ASSIGNED TASK
Copy out every record that follows, word for word.

Stored records

=======

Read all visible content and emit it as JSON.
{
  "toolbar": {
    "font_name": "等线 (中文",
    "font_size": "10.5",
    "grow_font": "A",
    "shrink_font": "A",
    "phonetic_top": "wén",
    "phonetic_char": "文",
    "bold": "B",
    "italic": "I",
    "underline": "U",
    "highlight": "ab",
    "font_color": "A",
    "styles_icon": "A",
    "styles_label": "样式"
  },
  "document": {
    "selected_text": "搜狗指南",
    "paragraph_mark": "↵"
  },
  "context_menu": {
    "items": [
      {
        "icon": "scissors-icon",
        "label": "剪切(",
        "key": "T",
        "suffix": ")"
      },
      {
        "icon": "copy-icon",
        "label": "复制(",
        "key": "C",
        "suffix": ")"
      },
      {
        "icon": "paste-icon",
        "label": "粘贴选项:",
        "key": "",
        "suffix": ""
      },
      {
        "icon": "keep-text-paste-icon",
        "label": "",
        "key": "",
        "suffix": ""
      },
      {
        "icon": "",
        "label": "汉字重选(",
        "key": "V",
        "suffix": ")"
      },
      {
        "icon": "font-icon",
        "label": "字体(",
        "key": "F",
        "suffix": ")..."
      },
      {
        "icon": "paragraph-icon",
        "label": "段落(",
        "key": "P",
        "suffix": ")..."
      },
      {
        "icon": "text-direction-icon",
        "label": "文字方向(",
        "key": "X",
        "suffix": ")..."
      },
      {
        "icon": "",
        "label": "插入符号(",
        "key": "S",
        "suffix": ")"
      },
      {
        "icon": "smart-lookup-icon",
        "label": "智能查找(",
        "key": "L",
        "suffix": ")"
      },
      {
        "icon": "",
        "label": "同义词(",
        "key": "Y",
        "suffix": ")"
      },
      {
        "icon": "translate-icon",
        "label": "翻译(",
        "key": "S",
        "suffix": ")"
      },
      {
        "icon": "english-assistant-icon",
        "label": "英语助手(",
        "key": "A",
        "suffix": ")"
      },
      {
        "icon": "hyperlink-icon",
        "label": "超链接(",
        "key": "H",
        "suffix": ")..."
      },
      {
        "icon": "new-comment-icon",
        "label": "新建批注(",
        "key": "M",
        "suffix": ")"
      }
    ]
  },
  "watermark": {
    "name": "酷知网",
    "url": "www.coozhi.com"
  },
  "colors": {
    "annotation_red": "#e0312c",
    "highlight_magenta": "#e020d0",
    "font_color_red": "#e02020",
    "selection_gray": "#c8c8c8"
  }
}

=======

EXERCISE SOLUTION
Read all visible content and emit it as JSON.
{
  "toolbar": {
    "font_name": "等线 (中文",
    "font_size": "10.5",
    "grow_font": "A",
    "shrink_font": "A",
    "phonetic_top": "wén",
    "phonetic_char": "文",
    "bold": "B",
    "italic": "I",
    "underline": "U",
    "highlight": "ab",
    "font_color": "A",
    "styles_icon": "A",
    "styles_label": "样式"
  },
  "document": {
    "selected_text": "搜狗指南",
    "paragraph_mark": "↵"
  },
  "context_menu": {
    "items": [
      {
        "icon": "scissors-icon",
        "label": "剪切(",
        "key": "T",
        "suffix": ")"
      },
      {
        "icon": "copy-icon",
        "label": "复制(",
        "key": "C",
        "suffix": ")"
      },
      {
        "icon": "paste-icon",
        "label": "粘贴选项:",
        "key": "",
        "suffix": ""
      },
      {
        "icon": "keep-text-paste-icon",
        "label": "",
        "key": "",
        "suffix": ""
      },
      {
        "icon": "",
        "label": "汉字重选(",
        "key": "V",
        "suffix": ")"
      },
      {
        "icon": "font-icon",
        "label": "字体(",
        "key": "F",
        "suffix": ")..."
      },
      {
        "icon": "paragraph-icon",
        "label": "段落(",
        "key": "P",
        "suffix": ")..."
      },
      {
        "icon": "text-direction-icon",
        "label": "文字方向(",
        "key": "X",
        "suffix": ")..."
      },
      {
        "icon": "",
        "label": "插入符号(",
        "key": "S",
        "suffix": ")"
      },
      {
        "icon": "smart-lookup-icon",
        "label": "智能查找(",
        "key": "L",
        "suffix": ")"
      },
      {
        "icon": "",
        "label": "同义词(",
        "key": "Y",
        "suffix": ")"
      },
      {
        "icon": "translate-icon",
        "label": "翻译(",
        "key": "S",
        "suffix": ")"
      },
      {
        "icon": "english-assistant-icon",
        "label": "英语助手(",
        "key": "A",
        "suffix": ")"
      },
      {
        "icon": "hyperlink-icon",
        "label": "超链接(",
        "key": "H",
        "suffix": ")..."
      },
      {
        "icon": "new-comment-icon",
        "label": "新建批注(",
        "key": "M",
        "suffix": ")"
      }
    ]
  },
  "watermark": {
    "name": "酷知网",
    "url": "www.coozhi.com"
  },
  "colors": {
    "annotation_red": "#e0312c",
    "highlight_magenta": "#e020d0",
    "font_color_red": "#e02020",
    "selection_gray": "#c8c8c8"
  }
}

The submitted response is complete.